I had a person recently ask me how my first year was going. And I told her the good news is that so many of the problems are low-hanging fruit. The bad news is they’ve caused so many [additional] problems that I lose sleep.

POSTED BY  ON TUE, NOV 13, 2012 AT 10:42 AM

Rochester schools Superintendent Bolgen Vargas wheeled out some charts, at a meeting this morning, to help explain his proposal for modernizing city schools. His plan for the next phase of the more than $1 billion remake of the district’s buildings recommends closing five schools.

In a relatively short period of time, Vargas has become deft at explaining an extremely complex plan. But the discussion invariably gets stuck on one topic: neighborhood schools.

It’s been difficult for Vargas to get everyone on the same page. That’s partly because while many parents and community leaders frequently say they want neighborhood schools, they don’t send their children to those schools.

“We’re going to have to study this phenomenon,” Vargas said this morning.

Another problem: multiple definitions have evolved for neighborhood schools. For instance, at this morning’s meeting, Vargas talked about his recommendation to close School 16, 37, and 44, and build a new school that combines the programs of all three. The new school would also draw students from the 19th Ward neighborhood.

But some parents were not on board with the idea. They argued that too many of the closures were in the 19th Ward neighborhood. And they said, a new school housing nearly a thousand students would be too big.

Transportation is another huge concern for many parents. Even though some parents may like the idea of a neighborhood school, they are concerned about safety. And they choose schools far enough away from their homes to make busing a requirement, which drives up costs for the district.
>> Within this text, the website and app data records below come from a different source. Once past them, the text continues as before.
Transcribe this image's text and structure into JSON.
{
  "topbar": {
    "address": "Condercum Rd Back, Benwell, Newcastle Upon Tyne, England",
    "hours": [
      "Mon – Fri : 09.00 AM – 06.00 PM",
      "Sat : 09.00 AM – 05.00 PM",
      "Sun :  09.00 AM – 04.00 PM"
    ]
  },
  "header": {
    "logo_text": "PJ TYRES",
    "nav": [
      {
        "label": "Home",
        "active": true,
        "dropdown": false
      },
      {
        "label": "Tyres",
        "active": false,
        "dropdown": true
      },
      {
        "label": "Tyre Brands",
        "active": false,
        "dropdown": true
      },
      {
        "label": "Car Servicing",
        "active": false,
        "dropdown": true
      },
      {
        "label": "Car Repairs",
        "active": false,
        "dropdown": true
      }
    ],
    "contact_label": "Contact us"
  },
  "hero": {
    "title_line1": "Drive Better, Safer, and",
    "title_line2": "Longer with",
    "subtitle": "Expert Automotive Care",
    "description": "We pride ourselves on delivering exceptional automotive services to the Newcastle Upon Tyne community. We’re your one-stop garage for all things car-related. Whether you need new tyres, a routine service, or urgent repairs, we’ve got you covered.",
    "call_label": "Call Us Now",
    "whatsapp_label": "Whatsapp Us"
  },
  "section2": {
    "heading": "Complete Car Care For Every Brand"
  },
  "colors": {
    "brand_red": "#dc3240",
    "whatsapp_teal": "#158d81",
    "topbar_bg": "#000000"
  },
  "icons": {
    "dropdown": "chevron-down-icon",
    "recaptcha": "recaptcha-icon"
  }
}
Vargas knows there is no easy answer to the neighborhood schools issue, but he’s got to find one before spending $625 million on the next phase of remodeling city schools. Otherwise, he risks moving forward on a costly project that many parents, residents, and community leaders won’t value. And worse, it won’t stop the decline in enrollment.